Given records:
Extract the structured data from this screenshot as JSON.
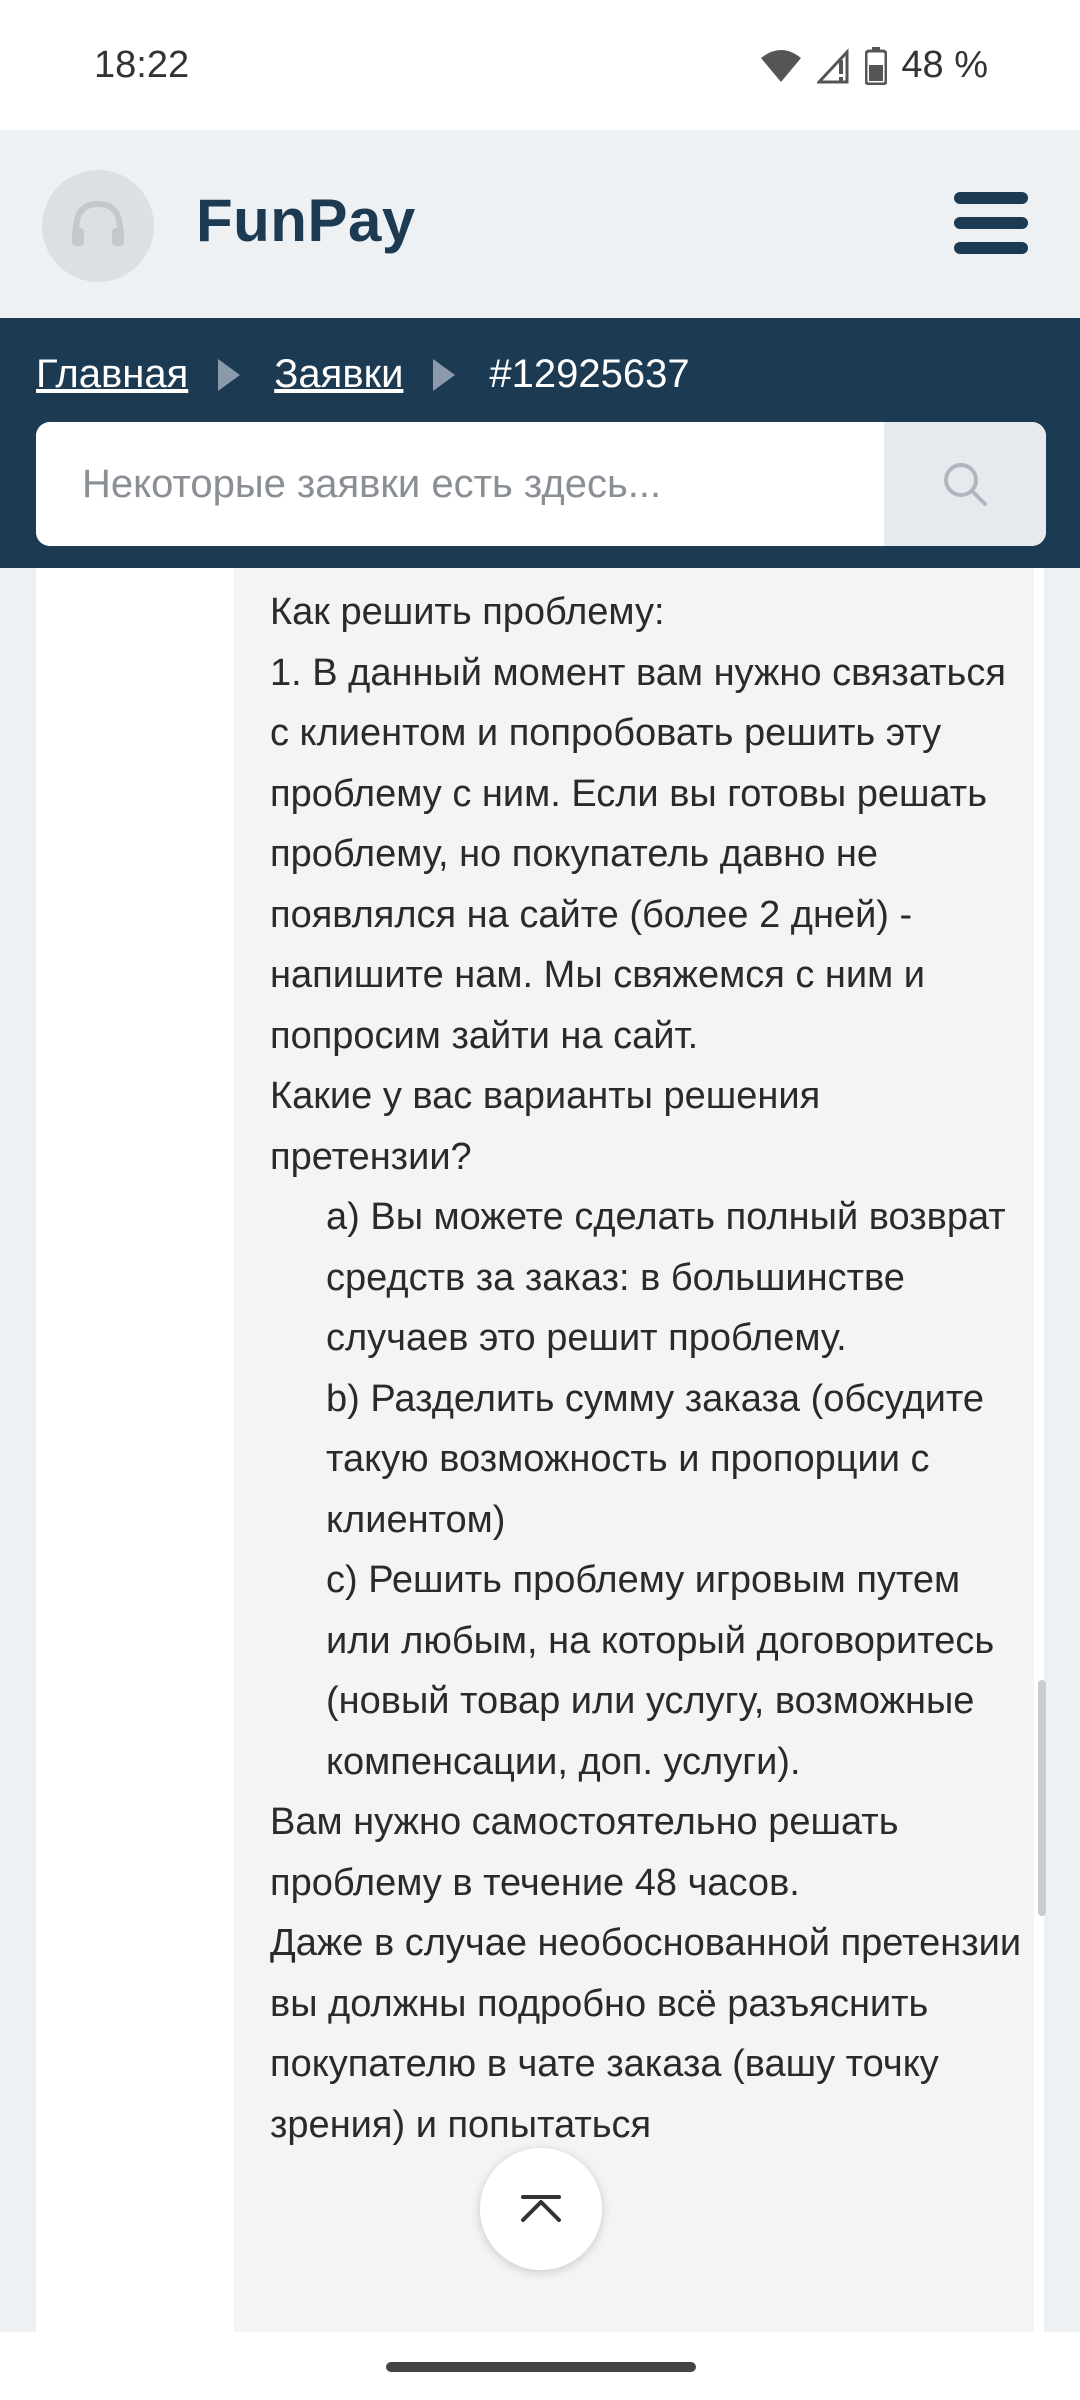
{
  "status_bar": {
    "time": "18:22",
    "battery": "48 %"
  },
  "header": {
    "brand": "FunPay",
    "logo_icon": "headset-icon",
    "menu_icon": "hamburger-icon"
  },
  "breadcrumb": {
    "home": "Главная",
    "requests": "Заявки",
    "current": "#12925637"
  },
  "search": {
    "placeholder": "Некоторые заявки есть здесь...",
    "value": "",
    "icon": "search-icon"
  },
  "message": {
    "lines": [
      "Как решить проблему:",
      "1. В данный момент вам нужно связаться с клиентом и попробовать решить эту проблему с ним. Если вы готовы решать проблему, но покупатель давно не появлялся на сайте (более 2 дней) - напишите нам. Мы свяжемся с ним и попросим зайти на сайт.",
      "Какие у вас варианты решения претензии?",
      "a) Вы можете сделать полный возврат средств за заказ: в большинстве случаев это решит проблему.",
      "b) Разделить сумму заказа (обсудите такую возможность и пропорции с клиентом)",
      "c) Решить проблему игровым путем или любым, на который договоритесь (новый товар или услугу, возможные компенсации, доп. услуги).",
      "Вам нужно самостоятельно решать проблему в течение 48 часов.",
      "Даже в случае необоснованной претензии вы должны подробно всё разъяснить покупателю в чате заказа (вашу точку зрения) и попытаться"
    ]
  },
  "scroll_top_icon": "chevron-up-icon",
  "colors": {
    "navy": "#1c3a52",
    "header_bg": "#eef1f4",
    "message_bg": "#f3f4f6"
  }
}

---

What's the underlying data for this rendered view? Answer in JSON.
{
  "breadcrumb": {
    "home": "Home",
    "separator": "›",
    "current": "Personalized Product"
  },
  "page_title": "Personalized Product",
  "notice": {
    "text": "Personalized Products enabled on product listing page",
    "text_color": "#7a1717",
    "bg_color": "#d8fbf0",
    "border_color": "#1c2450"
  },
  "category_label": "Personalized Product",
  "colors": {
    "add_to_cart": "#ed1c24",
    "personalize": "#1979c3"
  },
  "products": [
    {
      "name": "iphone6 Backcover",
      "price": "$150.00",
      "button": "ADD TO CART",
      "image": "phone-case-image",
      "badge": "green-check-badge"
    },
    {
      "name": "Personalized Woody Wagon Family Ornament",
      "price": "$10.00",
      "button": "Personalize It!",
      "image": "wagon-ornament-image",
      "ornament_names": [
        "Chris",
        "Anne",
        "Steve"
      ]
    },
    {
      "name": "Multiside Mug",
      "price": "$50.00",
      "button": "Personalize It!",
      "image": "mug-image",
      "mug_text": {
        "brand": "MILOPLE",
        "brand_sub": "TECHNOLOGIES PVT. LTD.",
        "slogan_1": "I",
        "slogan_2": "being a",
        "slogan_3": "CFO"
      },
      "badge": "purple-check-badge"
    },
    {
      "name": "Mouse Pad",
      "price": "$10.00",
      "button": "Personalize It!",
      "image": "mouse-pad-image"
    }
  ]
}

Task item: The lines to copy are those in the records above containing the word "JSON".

Answer to this exercise:
Extract the structured data from this screenshot as JSON.
What's the underlying data for this rendered view? Answer in JSON.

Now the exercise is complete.